The modern use of the historical-critical method has often times left the Scriptures devoid of meaning, unable to touch the depths of the human soul. Guided by the principles and insights of biblical typology, the beginner approaches Scripture not with skepticism, but filled with the hope that brings salvation through Jesus Christ. In summary, salvation history is a global reality, seen in the creation narratives, and brought to fulfillment in the Parousia. The events of salvation history not only reveal God to man, but also God’s loving plan for us. All the events of salvation history are inherently connected; a penetrating relationship exists between them. In typology, the divine imprint is pressed upon historical persons, events, and institutions which function as signs. The “form” of the imprint is the sign which points beyond itself to a future moment in which more of what was revealed is disclosed. The biblical type is something which creates an impression of the original image within it: a revelation about God or his will. The example of Adamic typology is a profound experience of the way in which the Catholic Church reads Sacred Scripture. Adam has been impressed with the divine imprint: only in the coming of Jesus Christ will we see and understand more fully this divine imprint, realized in Jesus.
This paper is meant to help all who are approaching the Scriptures as novices, equipping them with the proper tools to combat the errors of modern biblical scholarship. If theology is truly “faith seeking understanding,” then we must be able to come to the Word of God with a firm faith, confirmed in hope, and refreshed by the flame of charity. When we meet the living God in Scripture, we come to know Love itself, and in this light, finally realize who we are.
- See “The Truth and Salvific Purpose of Sacred Scripture According to Dei Verbum, Article 11” by Brian Harrison. Living Tradition (July 1995). Harrison demonstrates that Vatican II, in communion with the tradition of the Church, clearly teaches that Scripture is entirely without error in all of its parts, including those apparently “erroneous” historical and scientific texts. ↩
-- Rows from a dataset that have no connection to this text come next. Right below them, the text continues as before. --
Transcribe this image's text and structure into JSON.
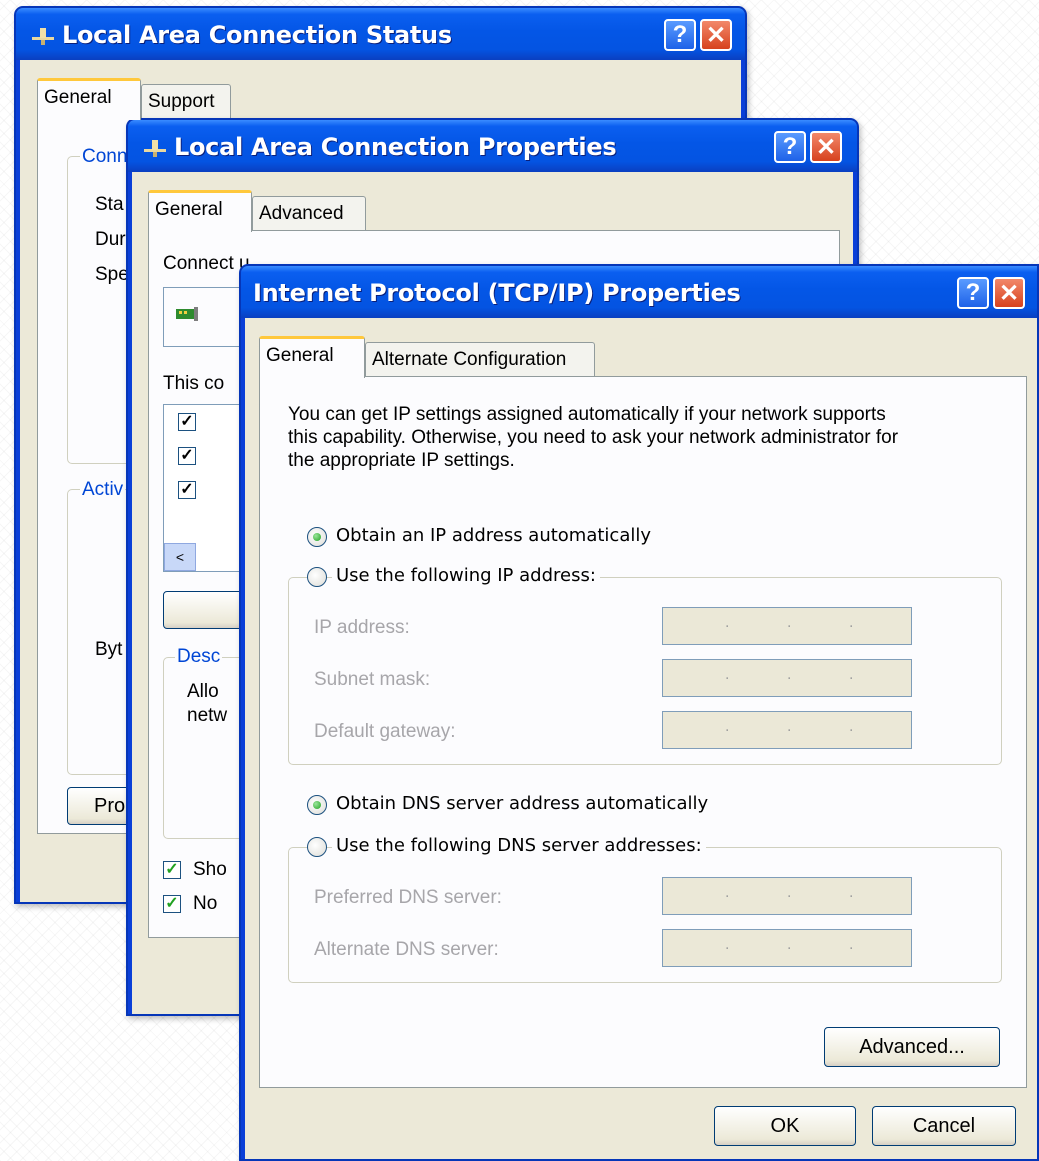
{
  "status_window": {
    "title": "Local Area Connection Status",
    "tabs": [
      "General",
      "Support"
    ],
    "connection_label": "Conn",
    "rows": [
      "Sta",
      "Dur",
      "Spe"
    ],
    "activity_label": "Activ",
    "bytes_label": "Byt",
    "properties_button": "Prop"
  },
  "properties_window": {
    "title": "Local Area Connection Properties",
    "tabs": [
      "General",
      "Advanced"
    ],
    "connect_using_label": "Connect u",
    "this_connection_label": "This co",
    "description_label": "Desc",
    "description_text": [
      "Allo",
      "netw"
    ],
    "show_icon_label": "Sho",
    "notify_label": "No"
  },
  "tcpip_window": {
    "title": "Internet Protocol (TCP/IP) Properties",
    "tabs": [
      "General",
      "Alternate Configuration"
    ],
    "intro_lines": [
      "You can get IP settings assigned automatically if your network supports",
      "this capability. Otherwise, you need to ask your network administrator for",
      "the appropriate IP settings."
    ],
    "obtain_ip_auto": "Obtain an IP address automatically",
    "use_following_ip": "Use the following IP address:",
    "ip_address_label": "IP address:",
    "subnet_mask_label": "Subnet mask:",
    "default_gateway_label": "Default gateway:",
    "obtain_dns_auto": "Obtain DNS server address automatically",
    "use_following_dns": "Use the following DNS server addresses:",
    "preferred_dns_label": "Preferred DNS server:",
    "alternate_dns_label": "Alternate DNS server:",
    "advanced_button": "Advanced...",
    "ok_button": "OK",
    "cancel_button": "Cancel"
  },
  "colors": {
    "title_blue": "#0454e2",
    "dialog_face": "#ece9d8",
    "group_label_blue": "#0046d5",
    "tab_highlight": "#ffc83c"
  },
  "icons": [
    "network-connection-icon",
    "help-icon",
    "close-icon",
    "network-adapter-icon",
    "scroll-left-icon"
  ]
}
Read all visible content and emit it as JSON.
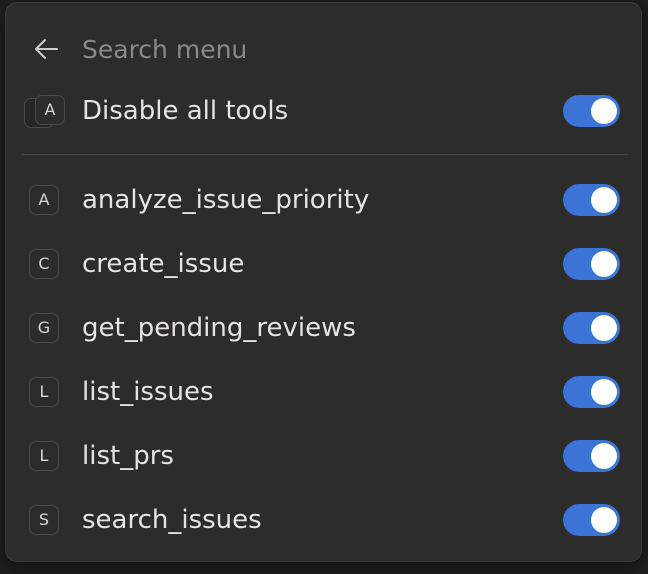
{
  "search": {
    "placeholder": "Search menu",
    "value": ""
  },
  "master": {
    "badge_letter": "A",
    "label": "Disable all tools",
    "enabled": true
  },
  "tools": [
    {
      "letter": "A",
      "name": "analyze_issue_priority",
      "enabled": true
    },
    {
      "letter": "C",
      "name": "create_issue",
      "enabled": true
    },
    {
      "letter": "G",
      "name": "get_pending_reviews",
      "enabled": true
    },
    {
      "letter": "L",
      "name": "list_issues",
      "enabled": true
    },
    {
      "letter": "L",
      "name": "list_prs",
      "enabled": true
    },
    {
      "letter": "S",
      "name": "search_issues",
      "enabled": true
    }
  ],
  "colors": {
    "toggle_on": "#3b74d6",
    "menu_bg": "#2c2c2b"
  },
  "icons": {
    "back": "arrow-left-icon"
  }
}
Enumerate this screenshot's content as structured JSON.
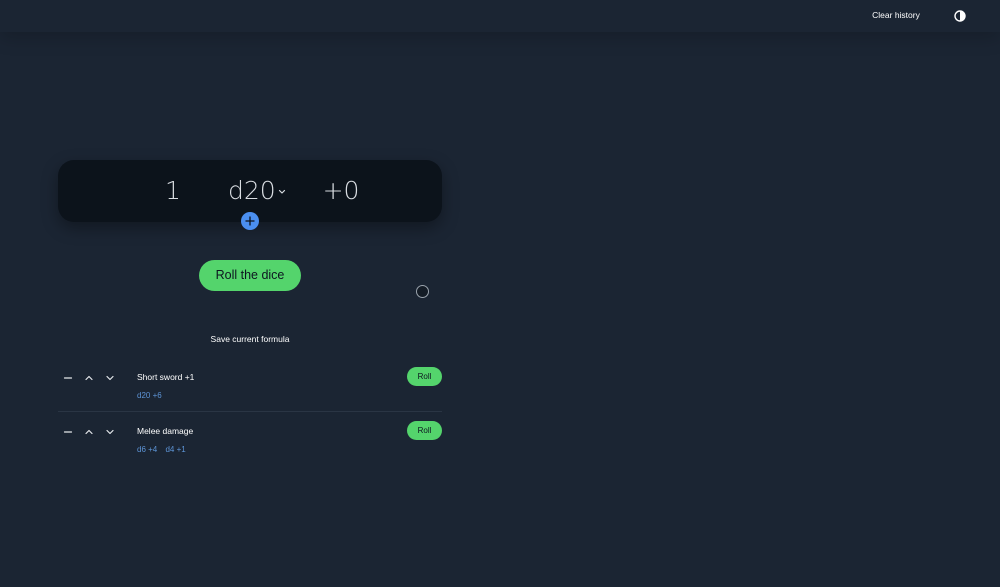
{
  "header": {
    "clear_history_label": "Clear history",
    "theme_toggle_icon": "half-circle-contrast-icon"
  },
  "formula": {
    "count": "1",
    "die": "d20",
    "die_dropdown_icon": "chevron-down-icon",
    "modifier": "+0",
    "add_die_icon": "plus-icon"
  },
  "roll_button_label": "Roll the dice",
  "save_formula_label": "Save current formula",
  "saved_formulas": [
    {
      "name": "Short sword +1",
      "parts": [
        "d20 +6"
      ],
      "roll_label": "Roll"
    },
    {
      "name": "Melee damage",
      "parts": [
        "d6 +4",
        "d4 +1"
      ],
      "roll_label": "Roll"
    }
  ],
  "colors": {
    "background": "#1b2533",
    "card": "#0c131b",
    "accent_green": "#54d46c",
    "accent_blue": "#4b8ff0",
    "link_blue": "#5d94d6"
  }
}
- Thiselton on Hermeneutics: The Collected Works and New Essays of Anthony Thiselton. By Anthony C. Thiselton. (Ashgate Contemporary Thinkers on Religion: Collected Works.) Aldershot: Ashgate, 2006. ↩
- Thiselton, 11. ↩
- Thiselton, 12. ↩
- Thiselton, 13. ↩
- Ibid. ↩
- From the introduction of his book, You Can Understand the Bible: A Practical and Illuminating Guide to Each Book in the Bible (Ignatius Press, 2005). ↩
- CCC #32. ↩
- CCC #50. ↩
- DV 2. ↩
- Sophia Cavalletti, History’s Golden Thread, 17. ↩
- Ibid. ↩
- Cavalletti, 18-19. ↩
- Danielou, 48. ↩
- Danielou, 49. ↩
- Quoted by Danielou on page 50. ↩
- Danielou, 53. ↩
- Ibid. ↩